[Problem requirements]:
Which lines of the data contain the string "title"? Show each of them.

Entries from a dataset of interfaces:
════════

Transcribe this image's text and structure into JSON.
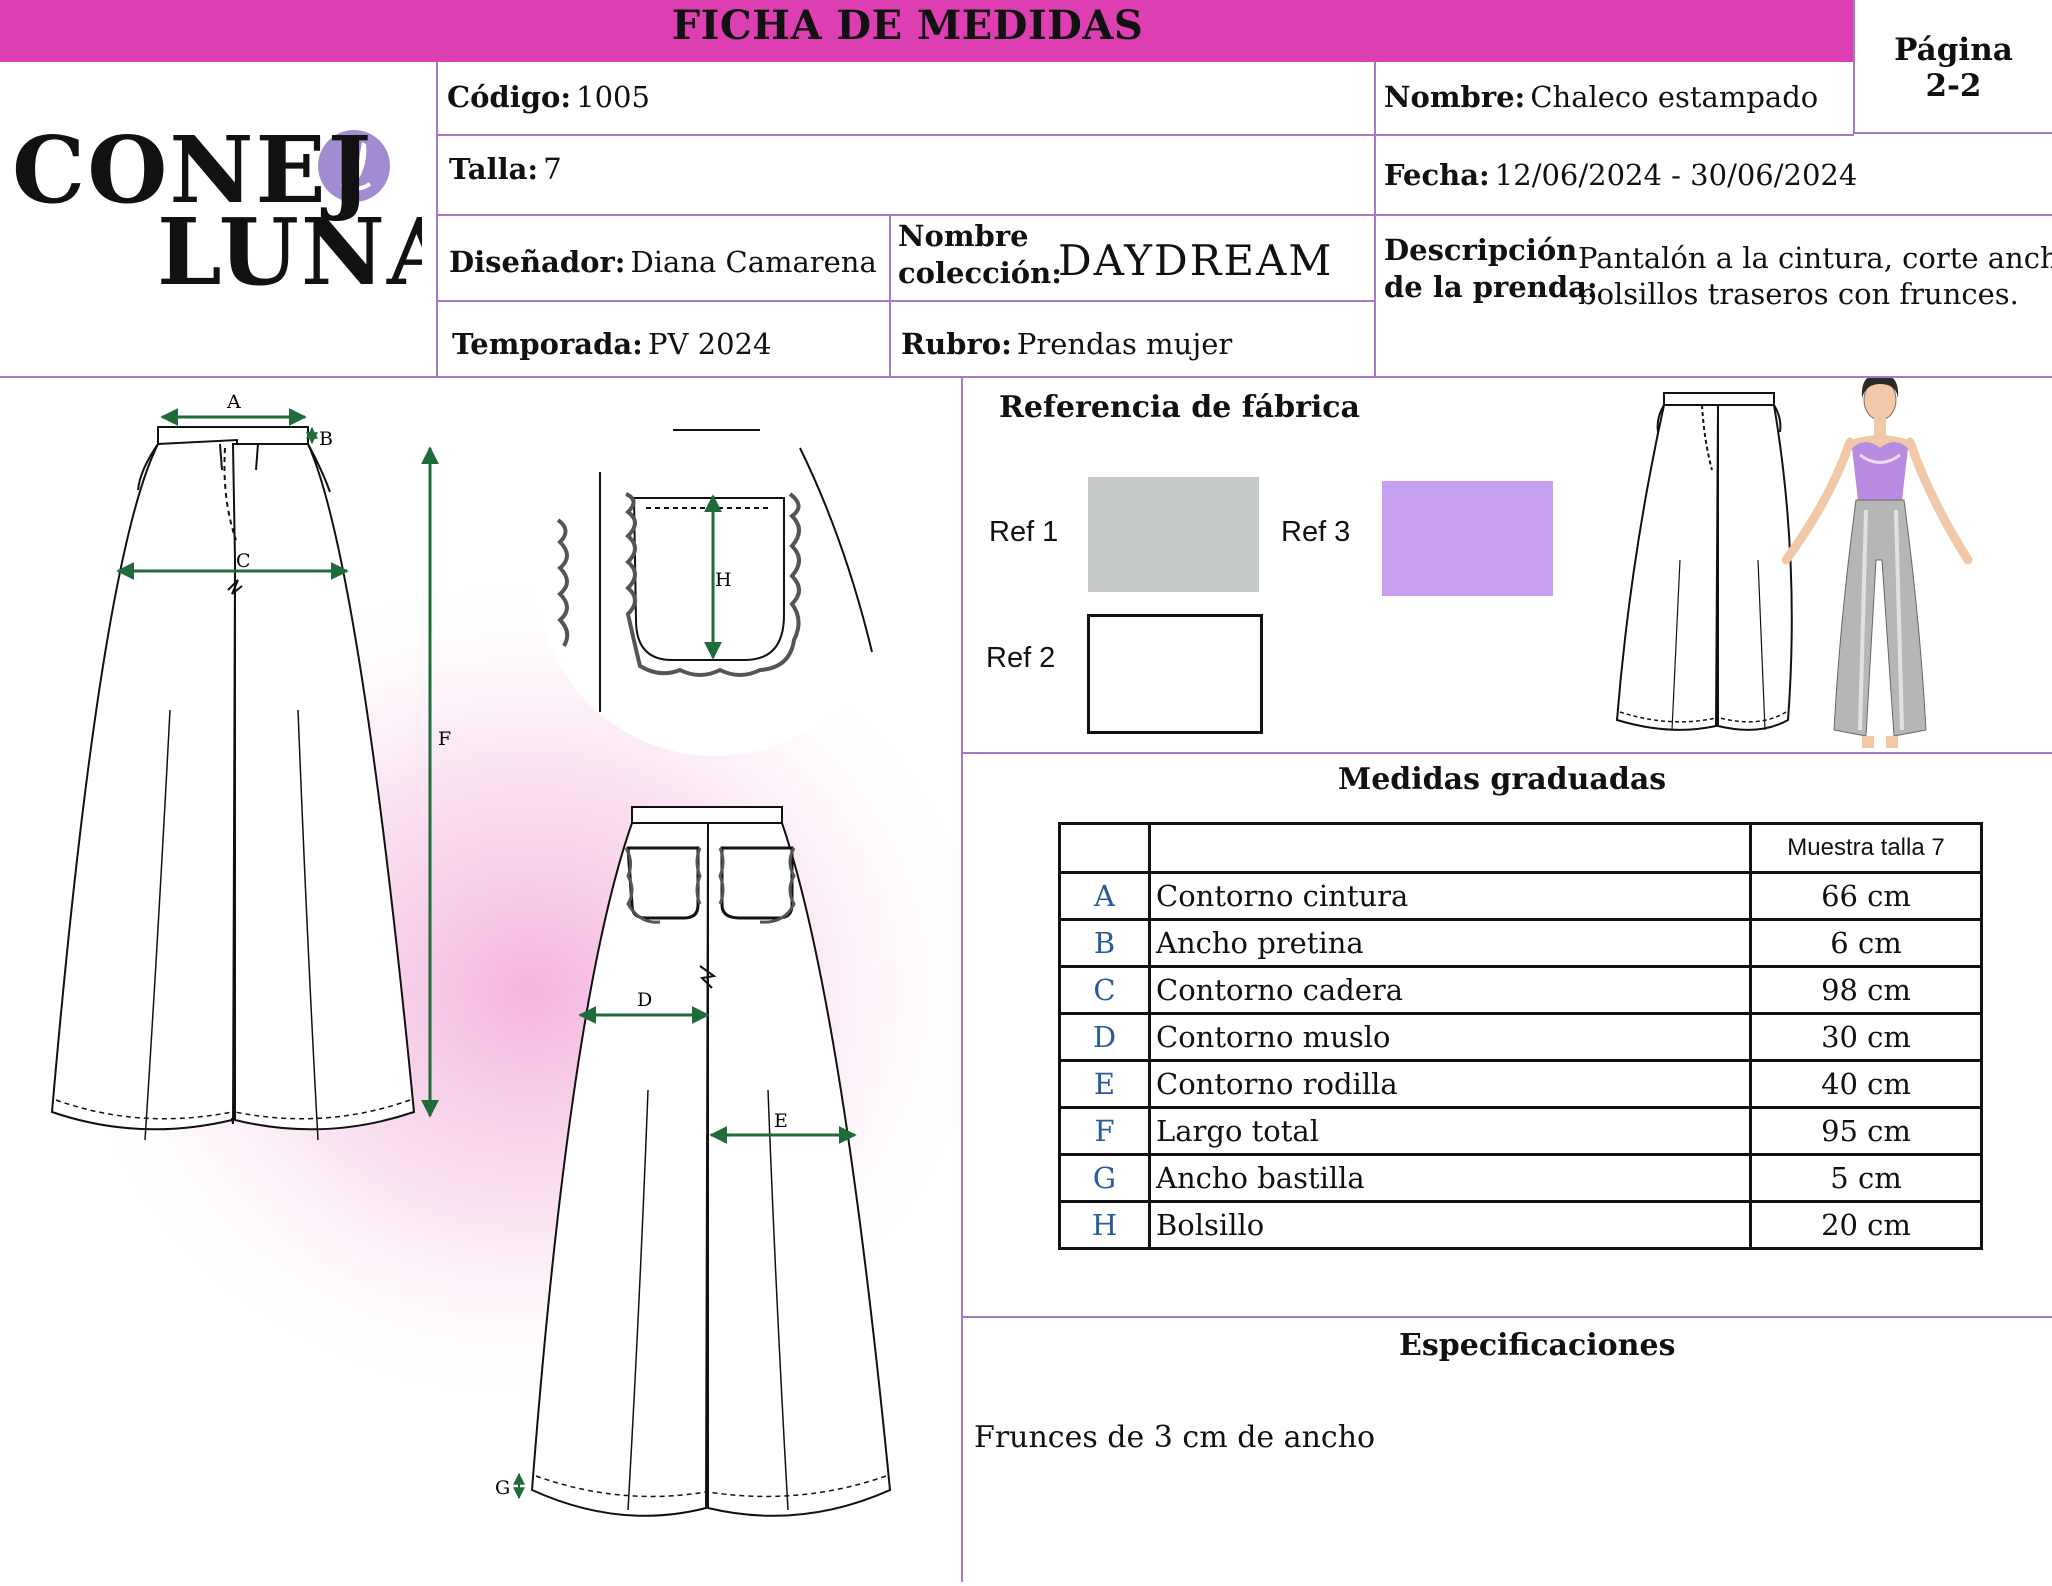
{
  "header": {
    "title": "FICHA DE MEDIDAS",
    "page_label": "Página",
    "page_value": "2-2"
  },
  "brand": {
    "line1": "CONEJ",
    "line2": "LUNAR"
  },
  "fields": {
    "codigo_label": "Código:",
    "codigo_value": "1005",
    "nombre_label": "Nombre:",
    "nombre_value": "Chaleco estampado",
    "talla_label": "Talla:",
    "talla_value": "7",
    "fecha_label": "Fecha:",
    "fecha_value": "12/06/2024 - 30/06/2024",
    "disenador_label": "Diseñador:",
    "disenador_value": "Diana Camarena",
    "coleccion_label_1": "Nombre",
    "coleccion_label_2": "colección:",
    "coleccion_value": "DAYDREAM",
    "descripcion_label_1": "Descripción",
    "descripcion_label_2": "de la prenda:",
    "descripcion_value_1": "Pantalón a la cintura, corte ancho,",
    "descripcion_value_2": "bolsillos traseros con frunces.",
    "temporada_label": "Temporada:",
    "temporada_value": "PV 2024",
    "rubro_label": "Rubro:",
    "rubro_value": "Prendas mujer"
  },
  "fabric": {
    "title": "Referencia de fábrica",
    "refs": [
      {
        "label": "Ref 1",
        "color": "#c6cac8"
      },
      {
        "label": "Ref 2",
        "color": "#ffffff"
      },
      {
        "label": "Ref 3",
        "color": "#c8a0f2"
      }
    ]
  },
  "measure_marks": [
    "A",
    "B",
    "C",
    "D",
    "E",
    "F",
    "G",
    "H"
  ],
  "measures": {
    "title": "Medidas graduadas",
    "column_header": "Muestra talla 7",
    "rows": [
      {
        "key": "A",
        "name": "Contorno cintura",
        "value": "66 cm"
      },
      {
        "key": "B",
        "name": "Ancho pretina",
        "value": "6 cm"
      },
      {
        "key": "C",
        "name": "Contorno cadera",
        "value": "98 cm"
      },
      {
        "key": "D",
        "name": "Contorno muslo",
        "value": "30 cm"
      },
      {
        "key": "E",
        "name": "Contorno rodilla",
        "value": "40 cm"
      },
      {
        "key": "F",
        "name": "Largo total",
        "value": "95 cm"
      },
      {
        "key": "G",
        "name": "Ancho bastilla",
        "value": "5 cm"
      },
      {
        "key": "H",
        "name": "Bolsillo",
        "value": "20 cm"
      }
    ]
  },
  "specs": {
    "title": "Especificaciones",
    "text": "Frunces de 3 cm de ancho"
  },
  "colors": {
    "banner": "#dd3fb3",
    "grid_lines": "#a678c6",
    "measure_lines": "#1f6b3a",
    "table_keys": "#2a5b9a"
  }
}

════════

[Answer section]:
    "title": "FICHA DE MEDIDAS",
    "title": "Referencia de fábrica",
    "title": "Medidas graduadas",
    "title": "Especificaciones",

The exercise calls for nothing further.